- [Assigned task]: Return, from the data below, each line that contains the word "know".

App and web page records
• • • • • • •

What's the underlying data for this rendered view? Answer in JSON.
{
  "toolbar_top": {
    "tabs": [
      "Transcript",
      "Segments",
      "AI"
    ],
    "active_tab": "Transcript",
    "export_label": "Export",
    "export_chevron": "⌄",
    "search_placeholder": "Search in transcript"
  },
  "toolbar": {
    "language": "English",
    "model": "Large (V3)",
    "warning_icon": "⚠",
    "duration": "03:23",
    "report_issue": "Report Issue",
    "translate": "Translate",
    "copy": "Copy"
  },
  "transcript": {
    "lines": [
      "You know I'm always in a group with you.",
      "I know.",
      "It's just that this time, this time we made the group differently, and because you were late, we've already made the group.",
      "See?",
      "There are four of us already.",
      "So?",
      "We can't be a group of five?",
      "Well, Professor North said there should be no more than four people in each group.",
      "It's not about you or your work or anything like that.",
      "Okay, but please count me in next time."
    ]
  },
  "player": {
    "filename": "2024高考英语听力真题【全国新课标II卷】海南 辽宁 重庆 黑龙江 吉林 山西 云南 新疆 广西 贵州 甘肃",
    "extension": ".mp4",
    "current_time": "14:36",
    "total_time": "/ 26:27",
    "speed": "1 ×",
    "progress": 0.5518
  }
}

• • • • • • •

- [Written solution]:
      "You know I'm always in a group with you.",
      "I know.",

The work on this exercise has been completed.